For example, the estate of a woman who died from complications caused by neglect recently filed a claim against a New England nursing home that included a significant survival action. Well before the actual incident that brought about her death, the woman had been denied her oxygen by an aide. The aide had moved the woman's oxygen out of reach while the woman was assisted to a bedpan. When the woman asked for her oxygen back, the aide simply couldn't be bothered, telling her, "You're fine, you don't need it." Ultimately, the woman ended up going into respiratory arrest.
While she survived that incident, she ultimately didn't survive the mismanaged care of an abdominal wound. The nursing home was ordered to treat the wound with a "wound vac," which is supposed to speed healing. While the wound vac was used, it was left in place instead of being removed between uses. That allowed an infection to get into her wound, ultimately leading to sepsis and death.
The survival action hopes to hold the nursing home accountable for the "physical pain, mental pain, the pain of worsening infection and fear of death" that she endured for the days and weeks leading up to her death -- all of which can be compensated under the law. Although the deceased can no longer benefit from the claim directly, her estate can do so on her behalf.
Burial And Hospital Costs Are Also Involved In Wrongful Death Claims
Another reason to file a wrongful death claim even when someone didn't provide significant contributions to a household is that acts of negligence often leave victims and their families with large medical bills and funeral costs.
In the case mentioned above, for example, the victim incurred a total of $137,679 in medical expenses as a result of the negligence she suffered. In addition, her family had to pay an unspecified amount of burial costs.
Never assume that you don't really have losses that can be valued in a wrongful death claim until you've spoken with a wrongful death attorney.
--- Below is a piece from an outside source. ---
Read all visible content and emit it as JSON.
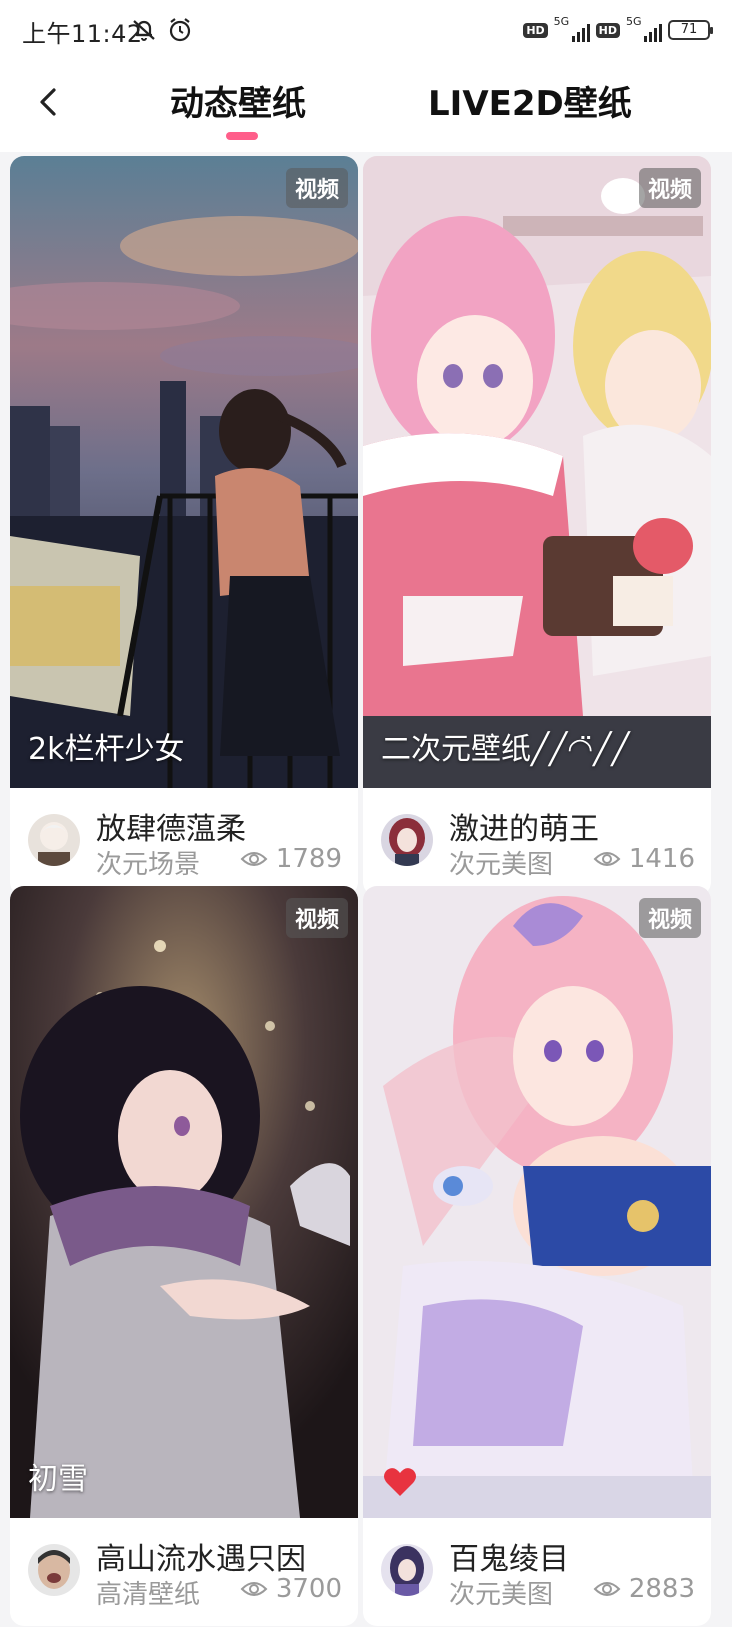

An experienced attorney knows how to evaluate your situation and can best protect your interests.Share